Also: Boston rocker Tracy Bonham, best-known for the angsty 1996 hit "Mother Mother," is fresh off staging a new ballet and continues to blend classical and rock (8 p.m. Icehouse, $18-$28); Adi Yeshaya Jazz Orchestra, led the Twin pianist/arranger extraordinaire, will feature vocalist Jennifer Grimm (6 p.m. Crooners, $25-$35); now in its 62 year with a changing lineup, Minnesota Boychoir offers selections from its sacred and secular choral repertoire (4 p.m. Belvedere tent at Crooners, $25-$35); Molly Brandt, Katy Tessman and Emily Haavik team up for a cool trifecta of alt-twangy songwriters (7:30 p.m. Turf Club, $12-$15); loopy instrumentalist Dosh's June residency series culminates with guests Goulden Balls (7 p.m. Berlin, $15).

Monday, July 1

T. Mychael Rambo, the distinguished St. Paul singer/actor with the distinctive deep voice, offers a selection of songs he's dubbed "Summer Breeze" (7 p.m. the Dakota $20-$30); jazz-rock fusion guitarist Mike Salow takes over the Monday residency series at Icehouse for July starting with guests Room 3 Jazz (8 p.m., $18-$24).

Tuesday, July 2

Since the war in Ukraine, this vital Ukrainian folk quartet DakhaBrakha has become increasingly popular in the United States and regular visitors to Minneapolis, offering an enthralling blend of cello, accordion, percussion, electric piano and didgeridoo, with otherworldly vocals and polyphonic harmonies (7 p.m., also Wed., the Dakota, $70-$85).

Wednesday, July 3

Vocalist Arne Fogel and pianist Dan Chouinard team up for Star-Spangled Sing-Along with great American tunes (5:30 p.m. Crooners, $30-$40); traditional country revivalist Cole Diamond is throwing a birthday bash (8 p.m. Turf Club, $10-$15); dark and rootsy Americana pickers the Matt Arthur Contraption continue their Fourth Monday residency gig (8 p.m. Palmer's Bar, free).

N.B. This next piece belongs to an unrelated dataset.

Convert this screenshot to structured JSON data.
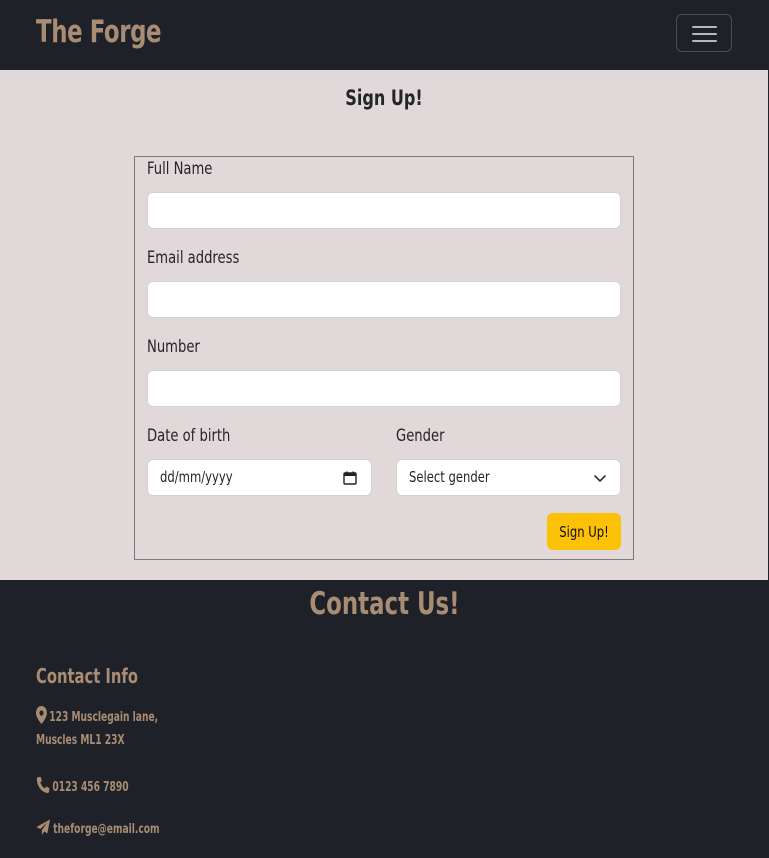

Classical music critic Rob Hubbard contributed to this column.